Using O*Net For Career Exploration
Joe Tucibat, Assistant Director For Career Development
MTSU Academic Support Center, KUC 324
Updated August 2006
O*Net is the Department Of Labor’s new resource for career exploration. In this worksheet,
we’ll use their Interest Profiler to learn what your career interest type might be, and then use
more O*Net and DOL resources to learn about the careers that match your interests. The Interest
Profiler is a PC-based application. After completing it you’ll print out a report to use on O*Net’s
website. O*Net’s Interest Profiler software is installed on PCs in LRC’s computer lab.
Let’s Get Started
Open the O*Net Interest Profiler and click on “Click to Start.” After clicking through a few
information screens, click the “Start my O*Net Interest Profiler now” button. The program
will ask you to input your name (or you can just skip that step). The next few screens will ask
you if it’s your first time taking the inventory, and will fill you in on what the inventory is all
about as well as give you instructions for completing the inventory. It will take you through a
short demo on how to answer the questions.
When the actual inventory questions are presented, answer as you did in the demo and work
through all 180 items. When you finish #180, the program will ask you if you want to review
your answers. If you select Yes, you will be able to look over your answers to all 180 items. If
you select No, you will see your inventory results.

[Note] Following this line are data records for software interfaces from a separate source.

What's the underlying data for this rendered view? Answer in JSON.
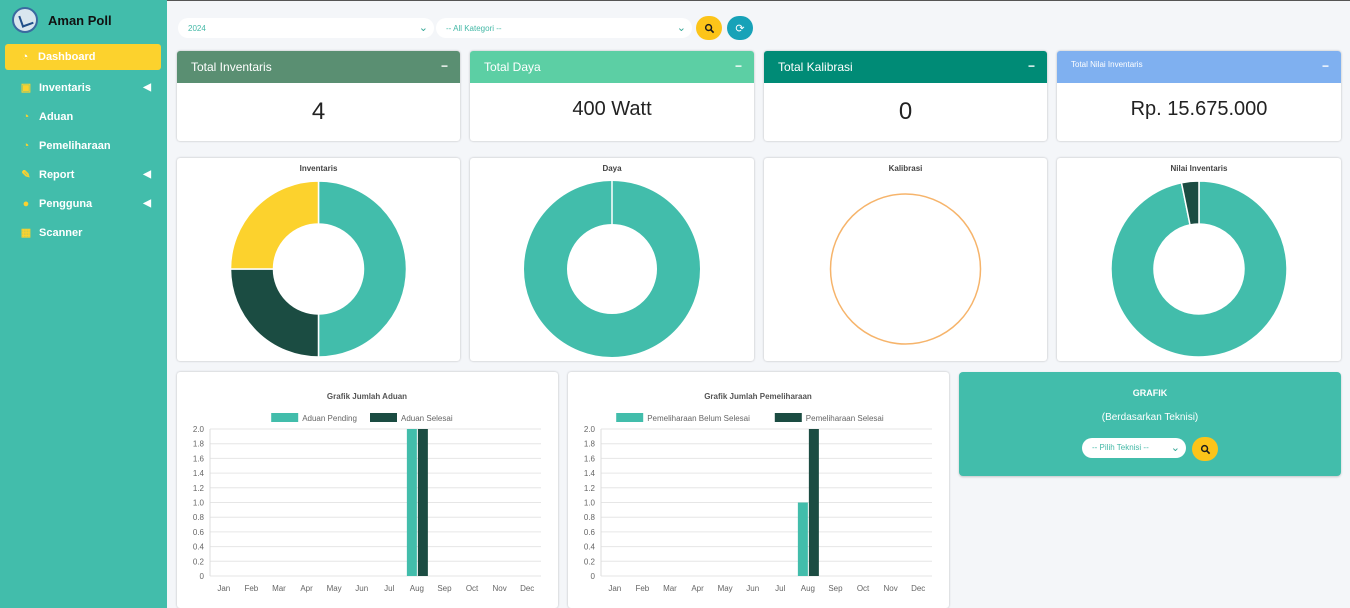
{
  "app": {
    "name": "Aman Poll"
  },
  "sidebar": {
    "items": [
      {
        "label": "Dashboard",
        "icon": "dashboard-icon",
        "active": true
      },
      {
        "label": "Inventaris",
        "icon": "copy-icon",
        "arrow": true
      },
      {
        "label": "Aduan",
        "icon": "dashboard-icon"
      },
      {
        "label": "Pemeliharaan",
        "icon": "dashboard-icon"
      },
      {
        "label": "Report",
        "icon": "edit-icon",
        "arrow": true
      },
      {
        "label": "Pengguna",
        "icon": "user-icon",
        "arrow": true
      },
      {
        "label": "Scanner",
        "icon": "grid-icon"
      }
    ]
  },
  "filters": {
    "year": "2024",
    "category": "-- All Kategori --",
    "search_icon": "search-icon",
    "refresh_icon": "refresh-icon"
  },
  "stats": [
    {
      "title": "Total Inventaris",
      "value": "4",
      "color": "#5a8f72"
    },
    {
      "title": "Total Daya",
      "value": "400 Watt",
      "color": "#5ccfa4"
    },
    {
      "title": "Total Kalibrasi",
      "value": "0",
      "color": "#008b76"
    },
    {
      "title": "Total Nilai Inventaris",
      "value": "Rp. 15.675.000",
      "color": "#7fb0f0"
    }
  ],
  "colors": {
    "teal": "#42bdab",
    "dark": "#1b4c42",
    "yellow": "#fcd22d",
    "orange": "#f6b46b"
  },
  "donuts": {
    "chart_data": [
      {
        "type": "pie",
        "title": "Inventaris",
        "values": [
          2,
          1,
          1
        ],
        "colors": [
          "#42bdab",
          "#1b4c42",
          "#fcd22d"
        ]
      },
      {
        "type": "pie",
        "title": "Daya",
        "values": [
          400
        ],
        "colors": [
          "#42bdab"
        ]
      },
      {
        "type": "pie",
        "title": "Kalibrasi",
        "values": [
          0
        ],
        "colors": [
          "#f6b46b"
        ]
      },
      {
        "type": "pie",
        "title": "Nilai Inventaris",
        "values": [
          15175000,
          500000
        ],
        "colors": [
          "#42bdab",
          "#1b4c42"
        ]
      }
    ]
  },
  "chart_data": [
    {
      "type": "bar",
      "title": "Grafik Jumlah Aduan",
      "categories": [
        "Jan",
        "Feb",
        "Mar",
        "Apr",
        "May",
        "Jun",
        "Jul",
        "Aug",
        "Sep",
        "Oct",
        "Nov",
        "Dec"
      ],
      "series": [
        {
          "name": "Aduan Pending",
          "color": "#42bdab",
          "values": [
            0,
            0,
            0,
            0,
            0,
            0,
            0,
            2,
            0,
            0,
            0,
            0
          ]
        },
        {
          "name": "Aduan Selesai",
          "color": "#1b4c42",
          "values": [
            0,
            0,
            0,
            0,
            0,
            0,
            0,
            2,
            0,
            0,
            0,
            0
          ]
        }
      ],
      "ylim": [
        0,
        2.0
      ],
      "yticks": [
        "0",
        "0.2",
        "0.4",
        "0.6",
        "0.8",
        "1.0",
        "1.2",
        "1.4",
        "1.6",
        "1.8",
        "2.0"
      ],
      "grid": true,
      "legend": "top"
    },
    {
      "type": "bar",
      "title": "Grafik Jumlah Pemeliharaan",
      "categories": [
        "Jan",
        "Feb",
        "Mar",
        "Apr",
        "May",
        "Jun",
        "Jul",
        "Aug",
        "Sep",
        "Oct",
        "Nov",
        "Dec"
      ],
      "series": [
        {
          "name": "Pemeliharaan Belum Selesai",
          "color": "#42bdab",
          "values": [
            0,
            0,
            0,
            0,
            0,
            0,
            0,
            1,
            0,
            0,
            0,
            0
          ]
        },
        {
          "name": "Pemeliharaan Selesai",
          "color": "#1b4c42",
          "values": [
            0,
            0,
            0,
            0,
            0,
            0,
            0,
            2,
            0,
            0,
            0,
            0
          ]
        }
      ],
      "ylim": [
        0,
        2.0
      ],
      "yticks": [
        "0",
        "0.2",
        "0.4",
        "0.6",
        "0.8",
        "1.0",
        "1.2",
        "1.4",
        "1.6",
        "1.8",
        "2.0"
      ],
      "grid": true,
      "legend": "top"
    }
  ],
  "grafik": {
    "title": "GRAFIK",
    "subtitle": "(Berdasarkan Teknisi)",
    "select": "-- Pilih Teknisi --"
  }
}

Follow the directions to read more about your
results. Write the names and a description of two or three types you scored highest in:
(Example: Social—likes helping people, giving advice and teaching)
You will see a button that allows you to print out your results and descriptions of the interest
areas. You now have the option to print these out, but wait for a few more screens, and then
you’ll have the option of printing out the scores and the names and code numbers of jobs that
“match” your interest areas. So, go right on to the Interests + Job Zones=Occupations part below.
Interests + Job Zones = Occupations
The program will ask you to specify a level of training (a Job Zone) to use to filter out jobs that
you would be over/under-qualified for given the Job Zone you choose. The program will explain
all Job Zones and guide you in your choice. If you plan on getting a bachelor’s degree, choose at
least Job Zone 4 as your Future Job Zone.
After you’ve chosen your Job Zone and gone through the information pages to follow, you’ll
reach a page where you can click on the button labeled, “Search now, please.” The screens that
follow will explain how to interpret the information about job matches. Choose “Print Report.”
The report will include job titles and O*Net-SOC code numbers. We’ll use them in the next
Hit The Web!
Now, with your O*Net Interest Profiler Occupations Report in hand, go to the O*Net website
(online.onetcenter.org). When there, click on the Find Occupations link.
In the box under the words “Keyword or O*NET-SOC code search” enter the O*NET-SOC
code from your Interest Profiler Report for occupations you want to research. You don’t have to
put in the dashes or dots—you may just enter digits such as 19303102. Hit Go, and the name of
the occupation will appear as a link on the next page. Click on the name of the occupation and
read at least these sections about your researched occupation: Tasks, Knowledge, Skills, Work
Activities and Work Values.
At the very bottom of the page, use the drop down menu in the Wages And Employment Trends
section to choose a state for which you’d like to see the prevailing wage for your occupation. On
the page that follows after you hit Go (the page is America’s Career InfoNet, by the way), notice
the Median—it is the exact middle of the range of all salaries reported for that occupation in your
Up towards the top of the page on the right is a dropdown menu box saying Find Related
Content. Select Occupation Outlook and hit Go. You’ll go to the Occupational Outlook
Handbook site where you can get more info on the occupation and find out what kinds of
education can help qualify you for the career. Pay special attention to these sections: 1. Nature
Of The Work, 2. Training, Other Qualifications, And Advancement, 3. Job Outlook and last,
Tell About What You Found Out!
You should be able to address these questions. Sometimes you may have to “read between the
1. What are the primary tasks of someone in this occupation?
2. Are there different kinds of careers in this occupation (for example, chemical engineers,
3. What majors and degrees are recommended for the occupation?
4. What would be a typical salary, and is the occupation growing or declining?
Use the Back button on your browser to navigate back one page to America’s Career InfoNet.
Watch the “Career Video” if one is offered on the page about your chosen occupation. Use your
Back button to navigate back to O*Net, or if you close out your browser window by mistake, just
go back to online.onetcenter.org. Repeat this search process from online.onetcenter.org to
research as many occupations as you’d like, or however many your instructor has recommended.
If you have questions about career development or you’d like to follow up with career counseling,
call my office at 898-2339 and ask the receptionist to set up an appointment for us to talk!